- The two main concerns here are; safety and mess. You will be letting the kids put in and remove their omelets from a pot of very hot water - no playing around, make sure they understand the danger of scalding water. The mess: Make sure they don't get over zealous in their "mushings" and watch out for the kids that will resort to "pounding" their baggies to mix things up. Both will result in a sticky hard-to-clean-up mess all over the place.
- You monitor the cooking time. Don't let the kids constantly dip into the cooking water to "check" their omelets. You want them to be involved in this camping activity, but keep their interaction with possibly scalding water to just twice - put it in, and take it out.
Caveat: It is easy to find controversy about cooking foods in Ziploc freezer bags. Some folks state it is a safety hazard because this was not the intended use for the bags - they might weaken and rupture. But - besides the fact that this camp recipe has been used by untold numbers of young campers for many years, the makers of the product have also stated that their freezer storage bags are strong enough to use - even though that is not their intended purpose. So go for it! This is a fun camping recipes for kids!
Camping Recipes for Kids Videos and Printable Instructions
You can see a video demonstration of this recipe, along with a printable recipe sheet, plus more fun and easy camping recipes for kids at:
More fun and easy camping recipes:
Dutch Oven Monkey Bread
A campfire treat...
Another easy recipe that is no a muss - no fuss treat the kids can make themselves, with just a little adult help with the Dutch oven.
Dirt and Worms Pie
Camping Dessert for kids
Just a little prep at home and a supply of paper towels are all that is needed for this camping dessert that doubles as a camping activity because you can let the kids create it themselves.
About the Author
The author behind fun camping recipes for kids, and camping activities for kids is Gus, an avid life-long tent camper that has camped in the mountains and on the plains, and in all four seasons - from 100+ to -10 degree weather.

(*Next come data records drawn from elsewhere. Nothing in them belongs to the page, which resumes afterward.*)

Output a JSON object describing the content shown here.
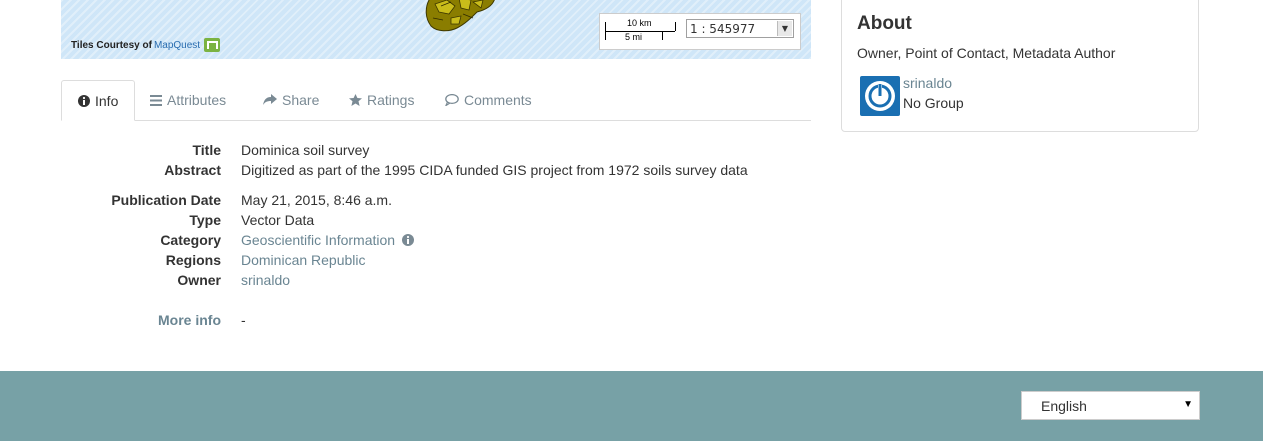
{
  "map": {
    "attribution_prefix": "Tiles Courtesy of",
    "attribution_link": "MapQuest",
    "scale_km": "10 km",
    "scale_mi": "5 mi",
    "scale_value": "1 : 545977",
    "water_color": "#cfe6f8",
    "land_color": "#8a7d00"
  },
  "tabs": [
    {
      "label": "Info",
      "icon": "info-circle-icon",
      "active": true
    },
    {
      "label": "Attributes",
      "icon": "list-icon",
      "active": false
    },
    {
      "label": "Share",
      "icon": "share-icon",
      "active": false
    },
    {
      "label": "Ratings",
      "icon": "star-icon",
      "active": false
    },
    {
      "label": "Comments",
      "icon": "comment-icon",
      "active": false
    }
  ],
  "info": {
    "title_label": "Title",
    "title_value": "Dominica soil survey",
    "abstract_label": "Abstract",
    "abstract_value": "Digitized as part of the 1995 CIDA funded GIS project from 1972 soils survey data",
    "pubdate_label": "Publication Date",
    "pubdate_value": "May 21, 2015, 8:46 a.m.",
    "type_label": "Type",
    "type_value": "Vector Data",
    "category_label": "Category",
    "category_value": "Geoscientific Information",
    "regions_label": "Regions",
    "regions_value": "Dominican Republic",
    "owner_label": "Owner",
    "owner_value": "srinaldo",
    "moreinfo_label": "More info",
    "moreinfo_value": "-"
  },
  "about": {
    "heading": "About",
    "roles": "Owner, Point of Contact, Metadata Author",
    "username": "srinaldo",
    "group": "No Group",
    "avatar_color": "#1a6fb2"
  },
  "footer": {
    "language": "English",
    "background": "#77a1a6"
  }
}
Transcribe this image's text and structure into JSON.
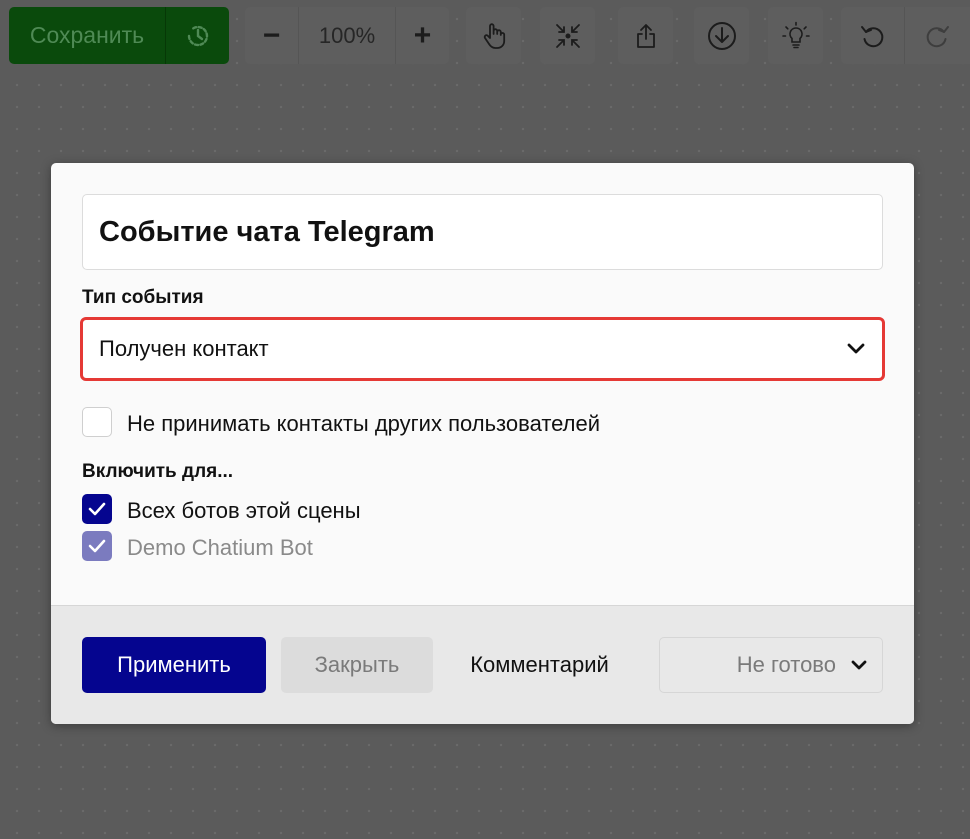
{
  "toolbar": {
    "save_label": "Сохранить",
    "zoom_value": "100%",
    "zoom_out_symbol": "−",
    "zoom_in_symbol": "+",
    "icons": [
      "history-icon",
      "hand-icon",
      "collapse-icon",
      "share-icon",
      "download-icon",
      "lightbulb-icon",
      "undo-icon",
      "redo-icon"
    ]
  },
  "dialog": {
    "title": "Событие чата Telegram",
    "event_type_label": "Тип события",
    "event_type_value": "Получен контакт",
    "ignore_others_label": "Не принимать контакты других пользователей",
    "ignore_others_checked": false,
    "enable_for_label": "Включить для...",
    "enable_options": [
      {
        "label": "Всех ботов этой сцены",
        "checked": true,
        "disabled": false
      },
      {
        "label": "Demo Chatium Bot",
        "checked": true,
        "disabled": true
      }
    ],
    "apply_label": "Применить",
    "close_label": "Закрыть",
    "comment_label": "Комментарий",
    "status_value": "Не готово"
  },
  "colors": {
    "accent": "#05058f",
    "highlight_border": "#e53935",
    "save_bg": "#0a4a0c"
  }
}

As a kid, with adults on week-long bear-hunting camps, and as an adult Boy Scout leader.
Check out Campingwithgus.com to see more from Gus